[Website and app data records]

==*==

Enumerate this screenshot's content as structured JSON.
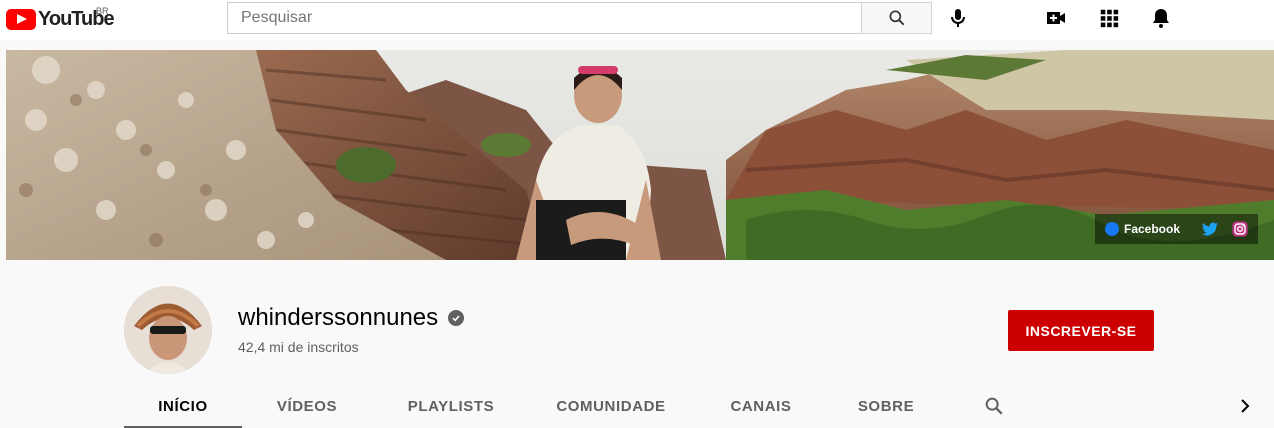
{
  "header": {
    "logo_text": "YouTube",
    "country_code": "BR",
    "search_placeholder": "Pesquisar",
    "icons": [
      "search-icon",
      "microphone-icon",
      "create-video-icon",
      "apps-grid-icon",
      "notifications-bell-icon"
    ]
  },
  "banner": {
    "links": [
      {
        "label": "Facebook",
        "icon": "facebook-icon"
      },
      {
        "label": "",
        "icon": "twitter-icon"
      },
      {
        "label": "",
        "icon": "instagram-icon"
      }
    ]
  },
  "channel": {
    "name": "whinderssonnunes",
    "subscribers": "42,4 mi de inscritos",
    "subscribe_label": "INSCREVER-SE"
  },
  "tabs": [
    {
      "label": "INÍCIO",
      "active": true
    },
    {
      "label": "VÍDEOS"
    },
    {
      "label": "PLAYLISTS"
    },
    {
      "label": "COMUNIDADE"
    },
    {
      "label": "CANAIS"
    },
    {
      "label": "SOBRE"
    }
  ],
  "colors": {
    "brand_red": "#ff0000",
    "subscribe_red": "#cc0000",
    "background": "#f9f9f9"
  }
}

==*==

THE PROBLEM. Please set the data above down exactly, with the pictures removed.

OUTPUT OF THE EXERCISE.
Enumerate this screenshot's content as structured JSON.
{
  "header": {
    "logo_text": "YouTube",
    "country_code": "BR",
    "search_placeholder": "Pesquisar",
    "icons": [
      "search-icon",
      "microphone-icon",
      "create-video-icon",
      "apps-grid-icon",
      "notifications-bell-icon"
    ]
  },
  "banner": {
    "links": [
      {
        "label": "Facebook",
        "icon": "facebook-icon"
      },
      {
        "label": "",
        "icon": "twitter-icon"
      },
      {
        "label": "",
        "icon": "instagram-icon"
      }
    ]
  },
  "channel": {
    "name": "whinderssonnunes",
    "subscribers": "42,4 mi de inscritos",
    "subscribe_label": "INSCREVER-SE"
  },
  "tabs": [
    {
      "label": "INÍCIO",
      "active": true
    },
    {
      "label": "VÍDEOS"
    },
    {
      "label": "PLAYLISTS"
    },
    {
      "label": "COMUNIDADE"
    },
    {
      "label": "CANAIS"
    },
    {
      "label": "SOBRE"
    }
  ],
  "colors": {
    "brand_red": "#ff0000",
    "subscribe_red": "#cc0000",
    "background": "#f9f9f9"
  }
}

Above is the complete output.